Our group is pursuing a number of alternative routes combining the two materials, including spin-deposition of short single-walled carbon nanotubes from aquaeous suspension onto patterned epitaxial Pb(Zr0.2Ti0.8)O3 thin films, and the controlled transfer of freely suspended CNT grown by chemical vapor deposition on a trenched Si-based substrate onto the target ferroelectric surface. In such devices, where we have shown repeated and reversible nanoscale polarization switching of the ferroelectric in the local field applied by the carbon nanotube, we are investigating the switching dynamics of the resulting domains, and ferroelectric field effect modulation of the carbon nanotube properties accompanying the switching, as well as the effects of carbon nanotube self-heating on the underlying ferroelectric material. In long-duration studies, we have demonstrated that the extremely small CNT-written domains nonetheless remain stable for over 18 months. We have also characterised the competing effects of charge dynamics and ferroelectric polarization on the electronic properties of semiconducting nanotubes, and explored universal conductance fluctuations in such devices at cryogenic temperatures.
Left: (a,d) PFM phase images of a CNT-written ferroelectric nanodomain generated by a +10 V, 100 μs pulse, after a time between 1 and 600 days after switching. (e,h) Simultaneously recorded topographic images of the same areas, with the outline of the ferroelectric nanodomain. Right: Comparison of our data with previously reported domain sizes and models.

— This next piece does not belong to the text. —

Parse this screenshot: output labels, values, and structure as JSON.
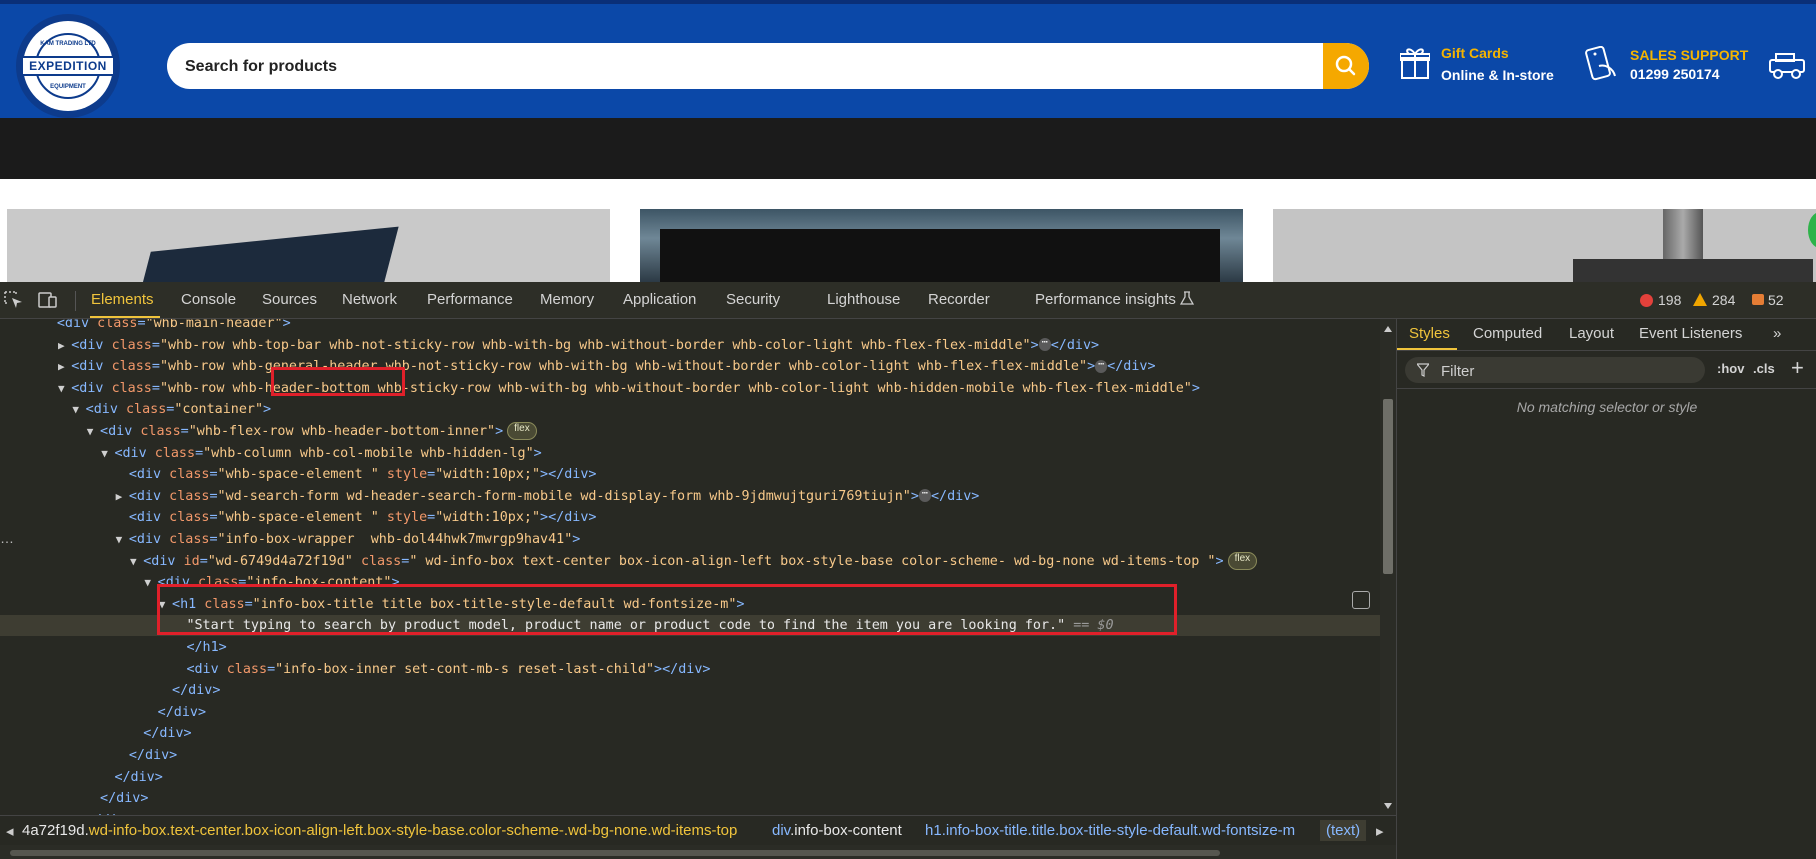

Conductance of a device containing metallic CNT on a STO sample at 4.2 K as a function of Vgd gate voltage for varying Vsd bias.